Friday, January 07, 2011


Here is a wonderful book – full of scholarship and well-written, often as gripping as a spy novel, and packed with information to help us appreciate the long and painful journey we have made to reach relatively free and tolerant societies in the advanced world.

The Elizabethan era has long been one of my favorites – a time of great change, a notable step towards the modern era, a time packed with high adventures and important achievements, a time of great writers and adventurers, and the time of one of Europe’s greatest princes (Elizabeth herself used the term prince), and I have read a good many books. So it was pleasantly surprising that Alice Hogge offered a number of details and anecdotes of which I had little or no knowledge.

Elizabeth’s special deputy, as it were, in hunting down Catholic priests in hiding and recusants (Catholics who refused to join the Church of England, despite fines and punishments) assisting them, Richard Topcliffe, was an extraordinarily hideous figure. I had read references to him before, but here are some facts and events of which I was unaware.

Elizabeth herself is known to have been tolerant in people’s dissenting religious beliefs, so long as they were kept private and a public show was made of keeping to the laws governing England’s new church arrangements. Everything religious in that time was unfortunately also charged with political meaning, and if ever there were a lesson for keeping church and state separate, this tale is it.

The Parliament of that day was increasingly under the influence of the Puritans, and Elizabeth had to make compromises with them despite not agreeing with their nasty excesses, a story both of the dawning of a new religious era and the decline in the power of the monarch as part of the long journey towards democratic government.

Still, the details offered of Topcliffe’s special relationship with Elizabeth are surprisingly unpleasant to learn.

But it was a terrible time - one we can barely fully appreciate - especially after Elizabeth’s excommunication in 1570 by Pius V giving Catholics the “right” to get rid of her, Philip II’s 1588 massive Armada and other efforts to overthrow her, assassinations and civil wars in Europe, various plots in England, and Elizabeth’s own great insecurity over her throne, considering all that came before her with her tyrant father and her terrifying half-sister Mary, and then that rather demented but charming contemporary claimant to the throne, Mary, Queen of Scots, always involved in plots.

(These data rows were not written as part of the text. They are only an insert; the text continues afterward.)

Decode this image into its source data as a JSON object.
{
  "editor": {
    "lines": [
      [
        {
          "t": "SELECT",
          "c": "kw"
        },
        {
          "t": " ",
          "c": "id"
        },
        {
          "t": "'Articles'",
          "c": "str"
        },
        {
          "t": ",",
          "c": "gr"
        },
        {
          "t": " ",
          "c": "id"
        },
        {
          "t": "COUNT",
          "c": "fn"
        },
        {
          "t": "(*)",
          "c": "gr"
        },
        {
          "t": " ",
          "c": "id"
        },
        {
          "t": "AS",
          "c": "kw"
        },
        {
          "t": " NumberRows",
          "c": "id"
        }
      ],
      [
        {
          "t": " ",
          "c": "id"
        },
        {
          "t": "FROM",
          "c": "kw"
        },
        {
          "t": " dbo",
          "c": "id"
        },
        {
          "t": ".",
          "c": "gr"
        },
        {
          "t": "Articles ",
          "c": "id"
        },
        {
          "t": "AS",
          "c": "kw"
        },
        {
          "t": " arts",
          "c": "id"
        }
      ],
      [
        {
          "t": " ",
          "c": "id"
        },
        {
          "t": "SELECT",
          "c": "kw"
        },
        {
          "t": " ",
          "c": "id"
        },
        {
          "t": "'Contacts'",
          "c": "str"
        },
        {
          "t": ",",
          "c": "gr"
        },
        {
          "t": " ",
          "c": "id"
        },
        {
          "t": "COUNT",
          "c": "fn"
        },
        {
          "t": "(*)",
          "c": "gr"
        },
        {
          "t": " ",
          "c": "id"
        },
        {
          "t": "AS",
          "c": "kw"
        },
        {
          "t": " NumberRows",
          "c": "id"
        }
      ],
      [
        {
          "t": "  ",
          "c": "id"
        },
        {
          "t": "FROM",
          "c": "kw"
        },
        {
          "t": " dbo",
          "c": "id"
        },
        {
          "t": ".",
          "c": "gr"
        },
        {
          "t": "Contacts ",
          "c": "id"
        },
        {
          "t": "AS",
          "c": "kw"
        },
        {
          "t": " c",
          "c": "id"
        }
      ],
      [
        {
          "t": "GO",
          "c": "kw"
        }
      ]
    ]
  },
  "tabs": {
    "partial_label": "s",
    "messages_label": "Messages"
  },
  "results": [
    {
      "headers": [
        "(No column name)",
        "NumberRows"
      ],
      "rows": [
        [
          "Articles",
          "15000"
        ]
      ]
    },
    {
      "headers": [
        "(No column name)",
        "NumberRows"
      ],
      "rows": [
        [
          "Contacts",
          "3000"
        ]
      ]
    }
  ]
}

The story of Nicholas Owen, craftsmen and builder of many ingeniously-conceived “priest hides” in English Catholic great homes, is a wonderful one. I was pleased that the author gave a substantial discussion of his admirable and heroic efforts.

The terrible irony of those times was that so many good people on both sides – Catholic and non-Catholic – were swept away in a great tide of terrible events brought on by a smaller number of fanatics and paranoids. Ms. Hogge gives us a very vivid sense of this. She also gives us a good sense of the terrible extremism – just as bad as the worst Catholic plotters – of the emerging extreme Protestants, the various Puritan groups who were as ugly and murderous as the bloodiest Popes.

The story continues after Elizabeth – she died in 1603 – with the first of the Stuart kings, James I , a king who started with much promise and delivered little in religious and other matters, and on to the Gunpowder Plot of 1605, whose dark corners and ambiguities Ms Hogge outlines. Ms. Hogge takes us to the end for some of the key characters of the era, but of course the end of her book was not the end of religious strife. It is a tale of executions, torture, and exile.

I loved the way Ms. Hogge gave us an afterward relating the hunt for Catholics in England then to the situation of Muslims today in Western countries.

This is altogether an admirable and excellent book, and I recommend it highly.